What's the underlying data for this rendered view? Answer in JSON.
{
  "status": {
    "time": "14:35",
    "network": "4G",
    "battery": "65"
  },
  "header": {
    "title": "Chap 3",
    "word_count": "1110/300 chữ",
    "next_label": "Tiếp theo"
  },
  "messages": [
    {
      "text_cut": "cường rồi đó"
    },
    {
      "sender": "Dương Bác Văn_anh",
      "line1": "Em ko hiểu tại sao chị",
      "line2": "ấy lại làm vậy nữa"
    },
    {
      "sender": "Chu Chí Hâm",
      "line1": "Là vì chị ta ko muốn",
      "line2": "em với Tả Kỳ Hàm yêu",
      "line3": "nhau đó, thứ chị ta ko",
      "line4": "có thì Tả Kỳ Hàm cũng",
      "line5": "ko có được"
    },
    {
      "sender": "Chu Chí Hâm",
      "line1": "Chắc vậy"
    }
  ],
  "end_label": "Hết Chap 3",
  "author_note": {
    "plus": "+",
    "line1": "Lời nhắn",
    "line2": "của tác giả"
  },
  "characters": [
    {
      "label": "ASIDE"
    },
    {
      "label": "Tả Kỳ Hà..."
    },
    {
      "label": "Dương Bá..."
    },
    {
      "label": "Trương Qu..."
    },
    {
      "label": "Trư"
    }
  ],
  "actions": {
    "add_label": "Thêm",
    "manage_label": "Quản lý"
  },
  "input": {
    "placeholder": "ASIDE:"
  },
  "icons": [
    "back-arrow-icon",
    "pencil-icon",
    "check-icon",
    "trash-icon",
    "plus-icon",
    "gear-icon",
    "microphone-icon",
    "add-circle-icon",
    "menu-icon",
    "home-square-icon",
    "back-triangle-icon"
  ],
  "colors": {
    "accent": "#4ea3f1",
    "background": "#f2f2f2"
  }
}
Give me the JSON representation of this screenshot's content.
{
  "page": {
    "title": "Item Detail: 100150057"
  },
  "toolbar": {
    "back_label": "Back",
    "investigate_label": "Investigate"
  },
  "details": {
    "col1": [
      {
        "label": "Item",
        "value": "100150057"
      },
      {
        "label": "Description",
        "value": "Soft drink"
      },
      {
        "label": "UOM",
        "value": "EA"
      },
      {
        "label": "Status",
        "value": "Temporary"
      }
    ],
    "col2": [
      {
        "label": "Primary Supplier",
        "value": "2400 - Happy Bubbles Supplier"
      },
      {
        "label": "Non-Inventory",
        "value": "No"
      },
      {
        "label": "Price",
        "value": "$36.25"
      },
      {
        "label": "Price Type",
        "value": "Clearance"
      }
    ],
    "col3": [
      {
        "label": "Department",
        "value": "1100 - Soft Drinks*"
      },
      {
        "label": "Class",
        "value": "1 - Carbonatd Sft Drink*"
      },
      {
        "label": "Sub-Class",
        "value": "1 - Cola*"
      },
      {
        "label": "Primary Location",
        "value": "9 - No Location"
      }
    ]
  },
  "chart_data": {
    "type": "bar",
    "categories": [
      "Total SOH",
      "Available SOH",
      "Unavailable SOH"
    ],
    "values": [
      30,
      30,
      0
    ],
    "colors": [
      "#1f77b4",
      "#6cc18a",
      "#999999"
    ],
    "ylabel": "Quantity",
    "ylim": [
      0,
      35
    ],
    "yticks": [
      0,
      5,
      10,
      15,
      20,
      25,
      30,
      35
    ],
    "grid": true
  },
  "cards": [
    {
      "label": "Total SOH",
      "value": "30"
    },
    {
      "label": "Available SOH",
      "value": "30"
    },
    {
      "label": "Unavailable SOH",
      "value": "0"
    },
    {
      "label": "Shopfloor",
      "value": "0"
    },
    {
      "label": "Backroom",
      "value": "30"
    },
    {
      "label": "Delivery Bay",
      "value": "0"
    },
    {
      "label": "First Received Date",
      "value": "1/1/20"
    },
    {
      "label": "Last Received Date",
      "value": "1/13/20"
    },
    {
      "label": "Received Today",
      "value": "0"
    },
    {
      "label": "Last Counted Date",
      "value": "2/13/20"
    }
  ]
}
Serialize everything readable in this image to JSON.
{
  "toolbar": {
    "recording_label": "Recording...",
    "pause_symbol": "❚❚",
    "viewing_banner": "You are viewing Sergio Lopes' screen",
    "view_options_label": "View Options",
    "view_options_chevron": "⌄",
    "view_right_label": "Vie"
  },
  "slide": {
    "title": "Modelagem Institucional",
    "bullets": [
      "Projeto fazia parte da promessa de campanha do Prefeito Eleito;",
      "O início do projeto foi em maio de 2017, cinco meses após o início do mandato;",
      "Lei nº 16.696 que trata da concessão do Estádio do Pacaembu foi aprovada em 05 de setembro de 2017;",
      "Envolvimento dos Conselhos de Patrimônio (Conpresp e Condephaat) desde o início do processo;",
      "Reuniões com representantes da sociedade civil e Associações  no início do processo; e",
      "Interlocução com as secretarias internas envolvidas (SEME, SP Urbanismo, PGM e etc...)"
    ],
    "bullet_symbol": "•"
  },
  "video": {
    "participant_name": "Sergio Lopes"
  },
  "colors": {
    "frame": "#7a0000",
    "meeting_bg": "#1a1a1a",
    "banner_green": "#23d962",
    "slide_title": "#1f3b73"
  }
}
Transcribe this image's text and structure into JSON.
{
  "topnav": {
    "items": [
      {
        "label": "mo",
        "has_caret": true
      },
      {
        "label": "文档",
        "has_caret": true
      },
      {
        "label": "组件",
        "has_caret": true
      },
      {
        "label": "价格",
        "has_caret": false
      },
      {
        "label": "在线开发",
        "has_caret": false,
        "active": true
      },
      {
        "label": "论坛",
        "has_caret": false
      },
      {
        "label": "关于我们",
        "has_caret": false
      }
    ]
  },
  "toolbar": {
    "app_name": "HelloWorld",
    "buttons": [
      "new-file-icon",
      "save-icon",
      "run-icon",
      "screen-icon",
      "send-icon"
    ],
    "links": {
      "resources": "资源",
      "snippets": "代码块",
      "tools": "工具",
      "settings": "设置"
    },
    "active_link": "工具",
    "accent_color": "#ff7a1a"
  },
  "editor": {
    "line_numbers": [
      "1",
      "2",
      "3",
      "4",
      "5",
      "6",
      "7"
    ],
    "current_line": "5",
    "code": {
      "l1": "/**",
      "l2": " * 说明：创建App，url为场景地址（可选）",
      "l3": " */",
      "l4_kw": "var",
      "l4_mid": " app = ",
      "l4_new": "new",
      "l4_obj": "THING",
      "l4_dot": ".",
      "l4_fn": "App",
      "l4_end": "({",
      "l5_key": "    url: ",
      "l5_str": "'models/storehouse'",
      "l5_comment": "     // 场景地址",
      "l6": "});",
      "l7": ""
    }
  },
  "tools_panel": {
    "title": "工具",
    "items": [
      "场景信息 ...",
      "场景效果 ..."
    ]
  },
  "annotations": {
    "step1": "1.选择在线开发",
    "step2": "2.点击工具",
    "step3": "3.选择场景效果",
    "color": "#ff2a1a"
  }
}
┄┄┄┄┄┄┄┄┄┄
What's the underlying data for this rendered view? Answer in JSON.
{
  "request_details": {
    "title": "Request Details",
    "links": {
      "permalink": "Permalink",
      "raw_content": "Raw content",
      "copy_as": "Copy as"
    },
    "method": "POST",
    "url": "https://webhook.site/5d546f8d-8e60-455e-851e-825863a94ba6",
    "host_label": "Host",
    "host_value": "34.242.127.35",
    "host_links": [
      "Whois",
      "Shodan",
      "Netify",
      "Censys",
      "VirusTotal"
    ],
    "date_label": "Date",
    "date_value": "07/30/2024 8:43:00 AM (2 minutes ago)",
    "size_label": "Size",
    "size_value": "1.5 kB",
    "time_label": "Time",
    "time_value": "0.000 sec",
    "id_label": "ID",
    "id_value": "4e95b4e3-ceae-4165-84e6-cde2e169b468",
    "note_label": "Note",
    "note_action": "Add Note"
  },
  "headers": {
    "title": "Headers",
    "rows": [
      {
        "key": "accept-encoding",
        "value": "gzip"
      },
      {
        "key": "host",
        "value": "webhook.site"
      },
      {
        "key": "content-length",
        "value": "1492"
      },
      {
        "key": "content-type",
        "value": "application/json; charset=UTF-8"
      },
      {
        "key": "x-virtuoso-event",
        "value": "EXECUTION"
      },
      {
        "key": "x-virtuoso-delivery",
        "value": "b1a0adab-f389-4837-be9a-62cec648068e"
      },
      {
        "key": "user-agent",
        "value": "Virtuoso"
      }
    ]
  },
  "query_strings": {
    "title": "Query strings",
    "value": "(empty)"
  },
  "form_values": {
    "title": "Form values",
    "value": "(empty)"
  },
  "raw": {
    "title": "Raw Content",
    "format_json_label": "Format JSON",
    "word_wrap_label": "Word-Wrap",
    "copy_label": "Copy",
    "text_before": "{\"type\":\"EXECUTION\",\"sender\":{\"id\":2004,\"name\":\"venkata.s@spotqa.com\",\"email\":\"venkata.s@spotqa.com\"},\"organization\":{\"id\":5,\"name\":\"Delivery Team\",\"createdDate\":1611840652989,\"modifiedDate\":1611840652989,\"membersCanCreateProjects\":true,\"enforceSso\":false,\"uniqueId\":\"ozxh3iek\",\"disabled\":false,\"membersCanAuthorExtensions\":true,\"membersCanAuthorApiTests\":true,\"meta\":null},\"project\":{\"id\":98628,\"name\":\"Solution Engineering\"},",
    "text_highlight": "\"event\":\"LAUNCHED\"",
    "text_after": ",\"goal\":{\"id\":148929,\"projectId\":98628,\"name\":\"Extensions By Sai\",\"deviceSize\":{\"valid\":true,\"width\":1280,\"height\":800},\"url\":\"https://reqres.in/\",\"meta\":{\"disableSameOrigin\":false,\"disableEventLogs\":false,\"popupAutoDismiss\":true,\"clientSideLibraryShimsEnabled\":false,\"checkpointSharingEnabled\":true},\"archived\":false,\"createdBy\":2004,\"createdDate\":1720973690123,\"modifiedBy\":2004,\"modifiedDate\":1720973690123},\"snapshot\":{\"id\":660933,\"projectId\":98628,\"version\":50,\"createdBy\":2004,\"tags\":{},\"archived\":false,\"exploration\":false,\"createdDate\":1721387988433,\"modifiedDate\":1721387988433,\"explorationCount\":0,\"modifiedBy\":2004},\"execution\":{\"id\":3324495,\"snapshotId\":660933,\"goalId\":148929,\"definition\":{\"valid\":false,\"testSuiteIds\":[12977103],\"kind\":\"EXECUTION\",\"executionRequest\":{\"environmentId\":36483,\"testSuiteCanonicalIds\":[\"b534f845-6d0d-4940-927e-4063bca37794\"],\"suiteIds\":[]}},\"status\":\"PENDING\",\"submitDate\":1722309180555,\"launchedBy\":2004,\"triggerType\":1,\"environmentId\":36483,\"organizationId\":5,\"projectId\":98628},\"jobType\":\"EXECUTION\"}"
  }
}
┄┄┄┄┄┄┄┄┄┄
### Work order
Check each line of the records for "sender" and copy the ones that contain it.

### Task output
      "sender": "Dương Bác Văn_anh",
      "sender": "Chu Chí Hâm",
      "sender": "Chu Chí Hâm",
    "text_before": "{\"type\":\"EXECUTION\",\"sender\":{\"id\":2004,\"name\":\"venkata.s@spotqa.com\",\"email\":\"venkata.s@spotqa.com\"},\"organization\":{\"id\":5,\"name\":\"Delivery Team\",\"createdDate\":1611840652989,\"modifiedDate\":1611840652989,\"membersCanCreateProjects\":true,\"enforceSso\":false,\"uniqueId\":\"ozxh3iek\",\"disabled\":false,\"membersCanAuthorExtensions\":true,\"membersCanAuthorApiTests\":true,\"meta\":null},\"project\":{\"id\":98628,\"name\":\"Solution Engineering\"},",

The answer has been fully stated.